(PROVIDED RECORDS)

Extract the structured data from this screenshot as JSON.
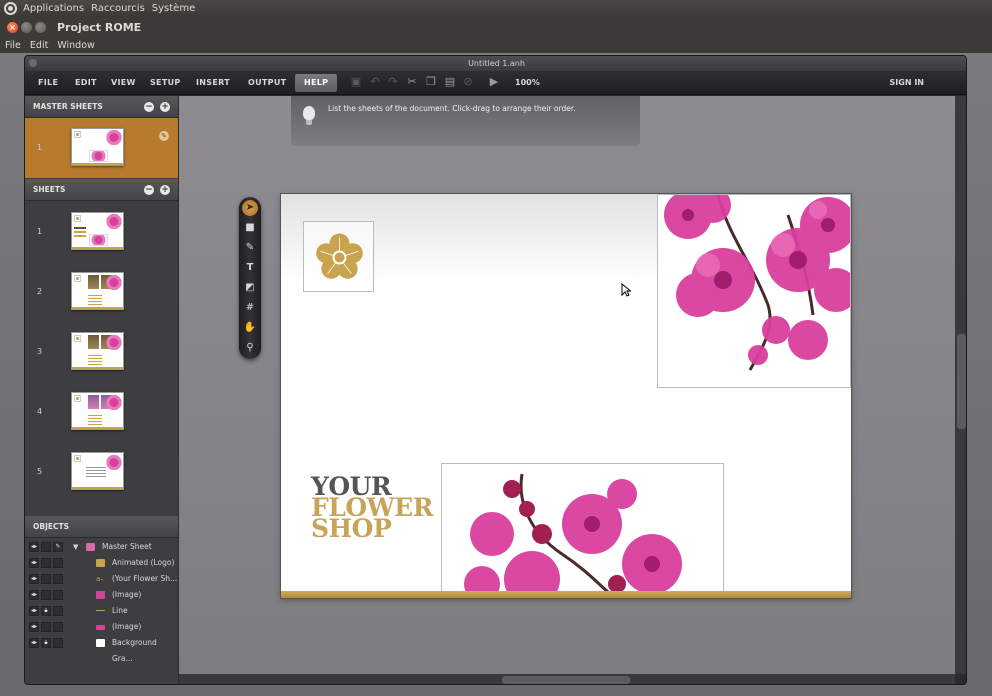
{
  "os_panel": {
    "items": [
      "Applications",
      "Raccourcis",
      "Système"
    ]
  },
  "window": {
    "title": "Project ROME",
    "menu": [
      "File",
      "Edit",
      "Window"
    ]
  },
  "app": {
    "doc_title": "Untitled 1.anh",
    "toolbar": {
      "menus": [
        "FILE",
        "EDIT",
        "VIEW",
        "SETUP",
        "INSERT",
        "OUTPUT",
        "HELP"
      ],
      "active_menu": "HELP",
      "zoom": "100%",
      "sign_in": "SIGN IN",
      "icons": [
        "save-icon",
        "undo-icon",
        "redo-icon",
        "cut-icon",
        "copy-icon",
        "paste-icon",
        "delete-icon",
        "preview-icon"
      ]
    },
    "tip": "List the sheets of the document. Click-drag to arrange their order.",
    "master_sheets": {
      "title": "MASTER SHEETS",
      "items": [
        {
          "num": "1"
        }
      ]
    },
    "sheets": {
      "title": "SHEETS",
      "items": [
        {
          "num": "1"
        },
        {
          "num": "2"
        },
        {
          "num": "3"
        },
        {
          "num": "4"
        },
        {
          "num": "5"
        }
      ]
    },
    "objects": {
      "title": "OBJECTS",
      "items": [
        {
          "label": "Master Sheet",
          "locked": false,
          "icon_color": "#d86aa8"
        },
        {
          "label": "Animated (Logo)",
          "locked": false,
          "icon_color": "#c9a44f"
        },
        {
          "label": "(Your Flower Sh...",
          "locked": false,
          "icon_color": "#c9a44f"
        },
        {
          "label": "(Image)",
          "locked": false,
          "icon_color": "#d9409a"
        },
        {
          "label": "Line",
          "locked": true,
          "icon_color": "#c9a44f"
        },
        {
          "label": "(Image)",
          "locked": false,
          "icon_color": "#d9409a"
        },
        {
          "label": "Background Gra...",
          "locked": true,
          "icon_color": "#ffffff"
        }
      ]
    },
    "tools": [
      "select-tool",
      "rectangle-tool",
      "brush-tool",
      "text-tool",
      "fill-tool",
      "grid-tool",
      "hand-tool",
      "zoom-tool"
    ],
    "page": {
      "headline": [
        "YOUR",
        "FLOWER",
        "SHOP"
      ]
    }
  },
  "colors": {
    "accent": "#b87a2c",
    "gold": "#c8a45a",
    "orchid": "#d9409a"
  }
}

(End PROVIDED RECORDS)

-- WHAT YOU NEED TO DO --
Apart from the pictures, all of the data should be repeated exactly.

-- EXERCISE RESPONSE --
Extract the structured data from this screenshot as JSON.
{
  "os_panel": {
    "items": [
      "Applications",
      "Raccourcis",
      "Système"
    ]
  },
  "window": {
    "title": "Project ROME",
    "menu": [
      "File",
      "Edit",
      "Window"
    ]
  },
  "app": {
    "doc_title": "Untitled 1.anh",
    "toolbar": {
      "menus": [
        "FILE",
        "EDIT",
        "VIEW",
        "SETUP",
        "INSERT",
        "OUTPUT",
        "HELP"
      ],
      "active_menu": "HELP",
      "zoom": "100%",
      "sign_in": "SIGN IN",
      "icons": [
        "save-icon",
        "undo-icon",
        "redo-icon",
        "cut-icon",
        "copy-icon",
        "paste-icon",
        "delete-icon",
        "preview-icon"
      ]
    },
    "tip": "List the sheets of the document. Click-drag to arrange their order.",
    "master_sheets": {
      "title": "MASTER SHEETS",
      "items": [
        {
          "num": "1"
        }
      ]
    },
    "sheets": {
      "title": "SHEETS",
      "items": [
        {
          "num": "1"
        },
        {
          "num": "2"
        },
        {
          "num": "3"
        },
        {
          "num": "4"
        },
        {
          "num": "5"
        }
      ]
    },
    "objects": {
      "title": "OBJECTS",
      "items": [
        {
          "label": "Master Sheet",
          "locked": false,
          "icon_color": "#d86aa8"
        },
        {
          "label": "Animated (Logo)",
          "locked": false,
          "icon_color": "#c9a44f"
        },
        {
          "label": "(Your Flower Sh...",
          "locked": false,
          "icon_color": "#c9a44f"
        },
        {
          "label": "(Image)",
          "locked": false,
          "icon_color": "#d9409a"
        },
        {
          "label": "Line",
          "locked": true,
          "icon_color": "#c9a44f"
        },
        {
          "label": "(Image)",
          "locked": false,
          "icon_color": "#d9409a"
        },
        {
          "label": "Background Gra...",
          "locked": true,
          "icon_color": "#ffffff"
        }
      ]
    },
    "tools": [
      "select-tool",
      "rectangle-tool",
      "brush-tool",
      "text-tool",
      "fill-tool",
      "grid-tool",
      "hand-tool",
      "zoom-tool"
    ],
    "page": {
      "headline": [
        "YOUR",
        "FLOWER",
        "SHOP"
      ]
    }
  },
  "colors": {
    "accent": "#b87a2c",
    "gold": "#c8a45a",
    "orchid": "#d9409a"
  }
}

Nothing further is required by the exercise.